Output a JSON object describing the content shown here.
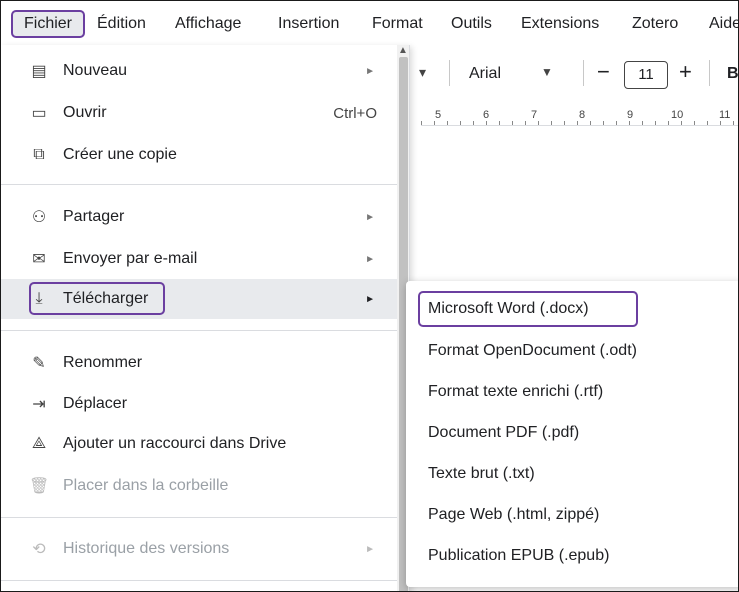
{
  "menubar": {
    "items": [
      "Fichier",
      "Édition",
      "Affichage",
      "Insertion",
      "Format",
      "Outils",
      "Extensions",
      "Zotero",
      "Aide"
    ]
  },
  "toolbar": {
    "font": "Arial",
    "font_size": "11",
    "minus": "−",
    "plus": "+",
    "bold": "B",
    "ruler_ticks": [
      "5",
      "6",
      "7",
      "8",
      "9",
      "10",
      "11"
    ]
  },
  "file_menu": {
    "items": [
      {
        "label": "Nouveau",
        "icon": "document-icon",
        "glyph": "▤",
        "shortcut": "",
        "submenu": true
      },
      {
        "label": "Ouvrir",
        "icon": "folder-icon",
        "glyph": "▭",
        "shortcut": "Ctrl+O",
        "submenu": false
      },
      {
        "label": "Créer une copie",
        "icon": "copy-icon",
        "glyph": "⧉",
        "shortcut": "",
        "submenu": false
      },
      {
        "label": "Partager",
        "icon": "share-person-icon",
        "glyph": "⚇",
        "shortcut": "",
        "submenu": true
      },
      {
        "label": "Envoyer par e-mail",
        "icon": "mail-icon",
        "glyph": "✉",
        "shortcut": "",
        "submenu": true
      },
      {
        "label": "Télécharger",
        "icon": "download-icon",
        "glyph": "⤓",
        "shortcut": "",
        "submenu": true
      },
      {
        "label": "Renommer",
        "icon": "rename-icon",
        "glyph": "✎",
        "shortcut": "",
        "submenu": false
      },
      {
        "label": "Déplacer",
        "icon": "move-folder-icon",
        "glyph": "⇥",
        "shortcut": "",
        "submenu": false
      },
      {
        "label": "Ajouter un raccourci dans Drive",
        "icon": "drive-shortcut-icon",
        "glyph": "⟁",
        "shortcut": "",
        "submenu": false
      },
      {
        "label": "Placer dans la corbeille",
        "icon": "trash-icon",
        "glyph": "🗑",
        "shortcut": "",
        "submenu": false
      },
      {
        "label": "Historique des versions",
        "icon": "history-icon",
        "glyph": "⟲",
        "shortcut": "",
        "submenu": true
      }
    ]
  },
  "download_submenu": {
    "items": [
      "Microsoft Word (.docx)",
      "Format OpenDocument (.odt)",
      "Format texte enrichi (.rtf)",
      "Document PDF (.pdf)",
      "Texte brut (.txt)",
      "Page Web (.html, zippé)",
      "Publication EPUB (.epub)"
    ]
  },
  "colors": {
    "highlight_border": "#6b3fa0",
    "active_bg": "#e8eaed",
    "disabled_text": "#9aa0a6"
  }
}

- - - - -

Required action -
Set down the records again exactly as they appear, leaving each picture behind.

Solution for this task -
Output a JSON object describing the content shown here.
{
  "menubar": {
    "items": [
      "Fichier",
      "Édition",
      "Affichage",
      "Insertion",
      "Format",
      "Outils",
      "Extensions",
      "Zotero",
      "Aide"
    ]
  },
  "toolbar": {
    "font": "Arial",
    "font_size": "11",
    "minus": "−",
    "plus": "+",
    "bold": "B",
    "ruler_ticks": [
      "5",
      "6",
      "7",
      "8",
      "9",
      "10",
      "11"
    ]
  },
  "file_menu": {
    "items": [
      {
        "label": "Nouveau",
        "icon": "document-icon",
        "glyph": "▤",
        "shortcut": "",
        "submenu": true
      },
      {
        "label": "Ouvrir",
        "icon": "folder-icon",
        "glyph": "▭",
        "shortcut": "Ctrl+O",
        "submenu": false
      },
      {
        "label": "Créer une copie",
        "icon": "copy-icon",
        "glyph": "⧉",
        "shortcut": "",
        "submenu": false
      },
      {
        "label": "Partager",
        "icon": "share-person-icon",
        "glyph": "⚇",
        "shortcut": "",
        "submenu": true
      },
      {
        "label": "Envoyer par e-mail",
        "icon": "mail-icon",
        "glyph": "✉",
        "shortcut": "",
        "submenu": true
      },
      {
        "label": "Télécharger",
        "icon": "download-icon",
        "glyph": "⤓",
        "shortcut": "",
        "submenu": true
      },
      {
        "label": "Renommer",
        "icon": "rename-icon",
        "glyph": "✎",
        "shortcut": "",
        "submenu": false
      },
      {
        "label": "Déplacer",
        "icon": "move-folder-icon",
        "glyph": "⇥",
        "shortcut": "",
        "submenu": false
      },
      {
        "label": "Ajouter un raccourci dans Drive",
        "icon": "drive-shortcut-icon",
        "glyph": "⟁",
        "shortcut": "",
        "submenu": false
      },
      {
        "label": "Placer dans la corbeille",
        "icon": "trash-icon",
        "glyph": "🗑",
        "shortcut": "",
        "submenu": false
      },
      {
        "label": "Historique des versions",
        "icon": "history-icon",
        "glyph": "⟲",
        "shortcut": "",
        "submenu": true
      }
    ]
  },
  "download_submenu": {
    "items": [
      "Microsoft Word (.docx)",
      "Format OpenDocument (.odt)",
      "Format texte enrichi (.rtf)",
      "Document PDF (.pdf)",
      "Texte brut (.txt)",
      "Page Web (.html, zippé)",
      "Publication EPUB (.epub)"
    ]
  },
  "colors": {
    "highlight_border": "#6b3fa0",
    "active_bg": "#e8eaed",
    "disabled_text": "#9aa0a6"
  }
}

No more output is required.